LEAP Adaptive sells modern, green home plans online and they have recently designed their smallest home plan and are making it available to owners, contractors and architects. The Hummingbird is a 480-square-foot home that is energy efficient and utilizes a passive photovoltaic framework, low-VOC materials and the latest in green technology.
The Hummingbird has a living and kitchen area with a fire-ribbon fireplace (which requires no venting) and a large, covered deck which LEAP calls a “chill” space. A small bedroom and bathroom suite are also included. Plans for the hummingbird are priced at $995, the building kit is around $55,000 and an on-site built Hummingbird is about $80,000 which does not include the general contractor fee, building or permit fees.
Other green options included in the Hummingbird are:
- Cement board or teak siding
- Trex recycled content-engineered deck planking
- Low-mass Structural Insulated Panels
- Multi-unit sliding glass doors with dual-pane Low-E glass
- Simpson “Strong-Wall” seismic resisting brace-frames
- Low-flow plumbing fixtures
- EnergyStar rated Heat-pump HVAC system, lighting and on-demand water heater
LEAP Adaptive is a home design group in San Diego, California. Design director Brian Darnell has spent the last 22 years designing multi-million-dollar residential estates, but realized that “the lust for size and granduer has given way to the realization that the economics and ecology of our flattening world can no longer support such extravagance.” LEAP seeks to create environmental designs that are easier on the owner’s wallet as well as on the earth.
Image Courtesy of LEAP Adaptive
I showed off the Crib a couple of weeks back in the newsletter, and it has been featured on a couple of the other tiny house blogs, but I feel it is a very worthy design and worth sharing as a post here on the Tiny House Blog.
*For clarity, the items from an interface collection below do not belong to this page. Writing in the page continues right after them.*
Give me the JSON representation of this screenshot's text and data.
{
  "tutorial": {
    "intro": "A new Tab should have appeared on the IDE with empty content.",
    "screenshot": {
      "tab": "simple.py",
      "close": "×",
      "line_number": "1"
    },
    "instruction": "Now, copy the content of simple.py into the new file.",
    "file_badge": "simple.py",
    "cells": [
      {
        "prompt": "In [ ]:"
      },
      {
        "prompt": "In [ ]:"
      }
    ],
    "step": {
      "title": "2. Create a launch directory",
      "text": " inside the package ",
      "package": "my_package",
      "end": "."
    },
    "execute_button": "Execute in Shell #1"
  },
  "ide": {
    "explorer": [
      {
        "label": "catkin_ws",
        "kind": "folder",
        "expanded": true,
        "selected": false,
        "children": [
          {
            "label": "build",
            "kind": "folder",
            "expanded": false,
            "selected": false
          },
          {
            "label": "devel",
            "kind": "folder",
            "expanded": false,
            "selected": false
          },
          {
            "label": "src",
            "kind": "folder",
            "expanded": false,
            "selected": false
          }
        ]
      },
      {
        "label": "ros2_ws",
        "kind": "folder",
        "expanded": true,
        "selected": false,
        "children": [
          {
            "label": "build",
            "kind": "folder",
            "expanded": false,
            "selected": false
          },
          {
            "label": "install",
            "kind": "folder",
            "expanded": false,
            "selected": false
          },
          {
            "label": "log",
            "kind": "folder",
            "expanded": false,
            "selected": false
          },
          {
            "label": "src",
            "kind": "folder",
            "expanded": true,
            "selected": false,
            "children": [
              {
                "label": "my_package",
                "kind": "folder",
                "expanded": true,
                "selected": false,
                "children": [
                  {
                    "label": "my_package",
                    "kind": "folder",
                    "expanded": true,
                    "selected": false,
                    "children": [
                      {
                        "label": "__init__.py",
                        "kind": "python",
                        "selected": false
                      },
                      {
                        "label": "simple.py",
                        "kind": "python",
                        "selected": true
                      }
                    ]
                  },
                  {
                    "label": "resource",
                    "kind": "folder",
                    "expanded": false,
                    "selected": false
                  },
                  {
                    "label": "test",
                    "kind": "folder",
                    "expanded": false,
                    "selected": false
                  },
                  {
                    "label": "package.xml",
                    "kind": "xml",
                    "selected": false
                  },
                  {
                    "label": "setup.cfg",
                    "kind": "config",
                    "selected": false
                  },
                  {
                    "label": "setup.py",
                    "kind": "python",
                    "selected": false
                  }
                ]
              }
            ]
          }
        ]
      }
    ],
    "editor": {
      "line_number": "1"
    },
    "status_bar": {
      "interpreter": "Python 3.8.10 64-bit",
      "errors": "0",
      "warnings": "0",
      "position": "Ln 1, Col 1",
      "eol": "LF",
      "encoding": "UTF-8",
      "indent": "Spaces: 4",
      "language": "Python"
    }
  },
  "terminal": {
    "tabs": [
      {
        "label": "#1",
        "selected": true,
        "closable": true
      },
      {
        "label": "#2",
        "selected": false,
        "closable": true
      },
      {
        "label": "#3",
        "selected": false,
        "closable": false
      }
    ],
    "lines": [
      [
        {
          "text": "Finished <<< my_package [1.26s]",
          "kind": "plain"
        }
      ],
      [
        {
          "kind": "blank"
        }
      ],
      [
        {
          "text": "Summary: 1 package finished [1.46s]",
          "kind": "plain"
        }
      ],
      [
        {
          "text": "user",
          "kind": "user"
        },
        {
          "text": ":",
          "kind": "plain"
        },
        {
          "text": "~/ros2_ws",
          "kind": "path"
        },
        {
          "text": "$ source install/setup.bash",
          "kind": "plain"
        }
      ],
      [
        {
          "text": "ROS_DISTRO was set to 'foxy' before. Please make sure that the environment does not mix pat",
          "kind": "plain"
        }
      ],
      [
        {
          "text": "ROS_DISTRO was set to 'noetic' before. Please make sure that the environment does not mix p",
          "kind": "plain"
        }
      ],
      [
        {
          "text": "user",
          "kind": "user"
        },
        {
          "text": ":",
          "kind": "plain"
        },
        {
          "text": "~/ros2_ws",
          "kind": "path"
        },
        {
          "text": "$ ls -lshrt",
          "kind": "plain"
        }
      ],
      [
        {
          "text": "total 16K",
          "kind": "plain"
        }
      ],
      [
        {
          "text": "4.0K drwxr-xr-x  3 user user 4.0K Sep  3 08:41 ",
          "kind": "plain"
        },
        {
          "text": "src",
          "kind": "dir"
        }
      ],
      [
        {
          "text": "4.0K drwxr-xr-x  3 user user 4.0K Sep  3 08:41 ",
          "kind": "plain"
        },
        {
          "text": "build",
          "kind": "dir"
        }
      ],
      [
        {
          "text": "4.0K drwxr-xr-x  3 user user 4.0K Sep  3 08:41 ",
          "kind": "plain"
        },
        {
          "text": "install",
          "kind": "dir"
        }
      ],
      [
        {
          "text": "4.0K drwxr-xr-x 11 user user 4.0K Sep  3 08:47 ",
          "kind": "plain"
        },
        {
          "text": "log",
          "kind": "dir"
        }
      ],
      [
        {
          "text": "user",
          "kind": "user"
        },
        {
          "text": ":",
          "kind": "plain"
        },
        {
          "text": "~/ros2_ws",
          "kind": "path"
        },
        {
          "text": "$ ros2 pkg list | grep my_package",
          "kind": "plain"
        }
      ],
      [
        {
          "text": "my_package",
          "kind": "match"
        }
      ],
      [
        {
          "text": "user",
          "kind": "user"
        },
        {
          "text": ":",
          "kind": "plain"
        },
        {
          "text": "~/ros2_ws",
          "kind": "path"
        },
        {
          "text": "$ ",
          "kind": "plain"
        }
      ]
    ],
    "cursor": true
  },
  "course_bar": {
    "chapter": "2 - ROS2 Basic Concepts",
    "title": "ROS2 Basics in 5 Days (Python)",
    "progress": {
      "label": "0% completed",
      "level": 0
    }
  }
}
Great for a weekend cabin, backyard office, studio or guest house. The Crib, takes its basic form from a traditional American corn cribs which were common farm buildings that served to store and dry corn as well as protect it.
The Full Crib starts as a well insulated base building that provides approximately 250 square feet of enclosed space, and an additional 125 square feet of exterior deck space. Various components can be added to the package to create the shelter that fits your needs. Continue Reading »